Wednesday, June 4, 2008
Here's his list:
- Random House (15.9% market share)
- Pearson (11%)
- HarperCollins (10.6%)
- Simon & Schuster (9.3%)
- Hachette (6.2%)
- Scholastic (5.2%)
- Thomas Nelson (4.7%)
- Holtzbrinck (4.4%)
- Tyndale House (1.9%)
- Wiley (1.9%)
I was surprised to see Pearson so close to the top because I think of them primarily as a textbook publisher. But Jason reminded me that they have Penguin. I was also surprised to see Wiley as far down as it was. I somehow had an impression that they were much bigger. But just keep in mind that all of these companies are megaliths made up of many of the biggest imprints and brand names that you know by heart.
Tuesday, June 3, 2008
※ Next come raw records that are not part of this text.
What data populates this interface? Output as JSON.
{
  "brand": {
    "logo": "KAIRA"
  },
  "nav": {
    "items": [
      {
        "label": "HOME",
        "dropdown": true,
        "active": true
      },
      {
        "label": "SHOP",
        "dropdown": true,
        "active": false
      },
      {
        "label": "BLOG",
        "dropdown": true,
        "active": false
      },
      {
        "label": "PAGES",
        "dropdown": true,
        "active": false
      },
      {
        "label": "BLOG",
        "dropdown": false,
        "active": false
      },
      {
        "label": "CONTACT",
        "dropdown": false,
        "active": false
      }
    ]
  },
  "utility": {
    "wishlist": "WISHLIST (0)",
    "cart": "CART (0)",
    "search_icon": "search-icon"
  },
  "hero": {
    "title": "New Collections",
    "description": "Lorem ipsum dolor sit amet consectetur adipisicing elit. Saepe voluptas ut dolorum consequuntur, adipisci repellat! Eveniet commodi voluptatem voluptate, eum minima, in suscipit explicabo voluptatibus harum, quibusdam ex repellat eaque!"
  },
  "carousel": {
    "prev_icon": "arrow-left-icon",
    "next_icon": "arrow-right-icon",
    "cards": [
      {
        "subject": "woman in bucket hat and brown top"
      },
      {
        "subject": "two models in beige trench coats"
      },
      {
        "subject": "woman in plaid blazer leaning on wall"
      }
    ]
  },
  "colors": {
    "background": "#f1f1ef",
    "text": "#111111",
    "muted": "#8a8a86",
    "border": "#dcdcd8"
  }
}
Monday, June 2, 2008
My boss, associate publisher Sue Pines, and I flew out to L.A. Friday morning, dropped off our luggage at the hotel, and headed for the fair. We spent most of that day walking the floor of the two halls, taking note of trends and bumping into celebrities such as the eternally tanned George Hamilton and Baba Wawa herself.
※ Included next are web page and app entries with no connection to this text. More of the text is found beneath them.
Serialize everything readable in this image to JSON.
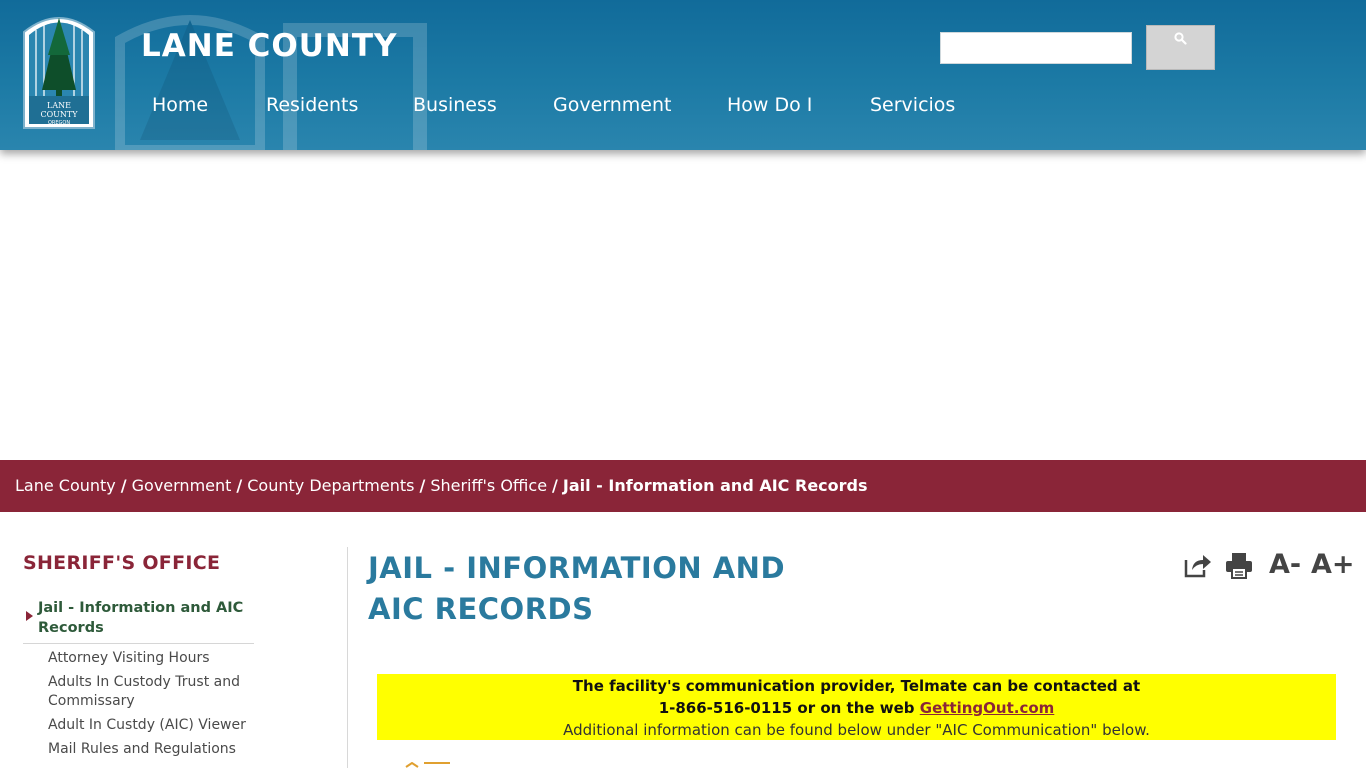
{
  "header": {
    "site_title": "LANE COUNTY",
    "logo_text": [
      "LANE",
      "COUNTY",
      "OREGON"
    ],
    "search": {
      "placeholder": ""
    },
    "nav": [
      "Home",
      "Residents",
      "Business",
      "Government",
      "How Do I",
      "Servicios"
    ]
  },
  "breadcrumb": {
    "items": [
      "Lane County",
      "Government",
      "County Departments",
      "Sheriff's Office"
    ],
    "current": "Jail - Information and AIC Records"
  },
  "sidebar": {
    "title": "SHERIFF'S OFFICE",
    "active": "Jail - Information and AIC Records",
    "links": [
      "Attorney Visiting Hours",
      "Adults In Custody Trust and Commissary",
      "Adult In Custdy (AIC) Viewer",
      "Mail Rules and Regulations"
    ]
  },
  "main": {
    "title": "JAIL - INFORMATION AND AIC RECORDS",
    "tools": {
      "font_decrease": "A-",
      "font_increase": "A+"
    },
    "notice": {
      "line1": "The facility's communication provider, Telmate can be contacted at",
      "line2_prefix": "1-866-516-0115 or on the web",
      "link": "GettingOut.com",
      "line3": "Additional information can be found below under \"AIC Communication\" below."
    }
  },
  "colors": {
    "header_blue": "#1c7aa5",
    "breadcrumb_maroon": "#8a2538",
    "title_blue": "#2a7a9e",
    "notice_yellow": "#ffff00"
  }
}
It was hard to ignore the distinct absence of attendees. I've never seen the aisles so free of people. In a way it made it a more pleasant experience because we didn't have to fight crowds and could see so much more in a shorter time span. But then I wondered what the poor attendance meant. Nobody wants to fly all the way to L.A.? Technology is making trade shows obsolete? Nobody can afford the trip? As you can imagine, many bloggers are today pondering the same questions and some are predicting the complete end of the show in the near future.
I'm quite certain that many publishers are asking why they spent as much money as they did to have a presence there when there were more people there trying to sell to them and nobody buying anything. To all of them, I say this: Give it another year. Attendance is always up when it's in New York (although, maybe most of them are still Manhattan editors and very few are librarians and booksellers).
Despite all this, I think it was worth our while to go. We got to spend time with our authors and "wow" them with the magnitude of the show. We connected with our colleagues at other publishers. We got direct feedback on our books from customers and experts. We got to meet our new PR agency and watch them educate our authors about media appearances. We saw famous people (and some not-so-famous penguins) and came back energized and refreshed. I'm willing to keep going if everyone else promises to do the same. Okay?